Orders in Support of Foreign Proceedings - Part 4 Chapter 13 - The Practice of International Litigation - 2nd Edition
Lawrence W. Newman has been a partner in the New York office of Baker & McKenzie since 1971, when, together with the late Professor Henry deVries, he founded the litigation department in that office. He is the author/editor of 4 works on international litigation/arbitration.
Michael Burrows, Formerly, Of Counsel, Baker & McKenzie, New York.
Pursuit of relief against defendants doing business in various countries around the world often involves the issuance by courts of orders that have transnational impact. Thus, in recent years, English courts have become accustomed to issuing orders (at one time known as “worldwide Mareva injunctions”) under which defendants subject to their jurisdiction are enjoined from transferring their assets, regardless of where in the world those assets are located.

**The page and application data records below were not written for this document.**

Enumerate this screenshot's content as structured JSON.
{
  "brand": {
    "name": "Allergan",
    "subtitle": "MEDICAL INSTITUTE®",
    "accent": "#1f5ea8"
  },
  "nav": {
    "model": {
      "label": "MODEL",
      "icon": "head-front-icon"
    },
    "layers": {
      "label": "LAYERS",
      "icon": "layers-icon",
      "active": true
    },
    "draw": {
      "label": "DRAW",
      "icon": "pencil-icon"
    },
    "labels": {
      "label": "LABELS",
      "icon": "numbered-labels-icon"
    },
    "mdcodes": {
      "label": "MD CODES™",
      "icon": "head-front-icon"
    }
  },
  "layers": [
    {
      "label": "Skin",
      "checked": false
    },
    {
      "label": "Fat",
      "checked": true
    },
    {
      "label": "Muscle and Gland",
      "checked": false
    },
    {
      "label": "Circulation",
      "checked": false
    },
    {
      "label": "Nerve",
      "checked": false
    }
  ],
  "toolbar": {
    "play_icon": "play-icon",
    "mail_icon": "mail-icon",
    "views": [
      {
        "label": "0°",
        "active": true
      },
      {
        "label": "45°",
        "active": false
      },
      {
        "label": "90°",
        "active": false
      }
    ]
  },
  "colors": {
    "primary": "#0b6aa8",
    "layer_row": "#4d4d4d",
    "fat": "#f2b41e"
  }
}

However, if proceedings are taking place in one country (the “originating country”) when a defendant is based in another country (the “receiving country”), a freezing order from the originating country, even if it is expressed to be worldwide in scope, will be of only limited practical importance. The originating country courts may have little power to enforce their “worldwide” orders and rely on the courts of the receiving country to issue orders directed to persons in that country in support of the originating country proceedings. In their role as courts of a receiving country, the English courts have, in recent years, been given greater authority to provide assistance to foreign tribunals by granting orders with respect to defendants’ assets, even though, for jurisdictional reasons, no substantive proceedings are brought, or could be brought, in England.
In the United States, this kind of receiving-country assistance, in the form of ancillary injunctions and similar kinds of orders, is allowed under Article 304 of the Bankruptcy Code with respect to applications by representatives of foreign bankrupt estates. It is by no means certain, however, that such orders are commonly available in the United States, especially in litigation not involving bankruptcy. Since the availability of such relief can have a significant effect on the utility of litigation in a foreign country, it is one of the issues that it is important to consider when multinational litigation is expected.
The English Experience
Under Section 25 of the English Civil Jurisdiction and Judgments Act 1982 (the “1982 Act”), an English court may grant “interim relief” with respect to cases in courts other than the courts of England and Wales. Indeed, such relief may be obtained in the English courts even though they may have no jurisdiction on the underlying claims. The 1982 Act reversed the effect of a decision of the House of Lords in The Siskina  AC 210, which held that injunctions or attachments could not be granted by English courts unless they had jurisdiction over the underlying claim.
Although Mareva-type relief is now available in England regardless of where the proceedings on the merits are pending, the 1982 Act permits courts to refuse to grant this relief if, in its opinion, the fact that the court has no jurisdiction apart from Section 25 in relation to the subject matter of the proceedings makes it “inexpedient” for the court to grant such relief.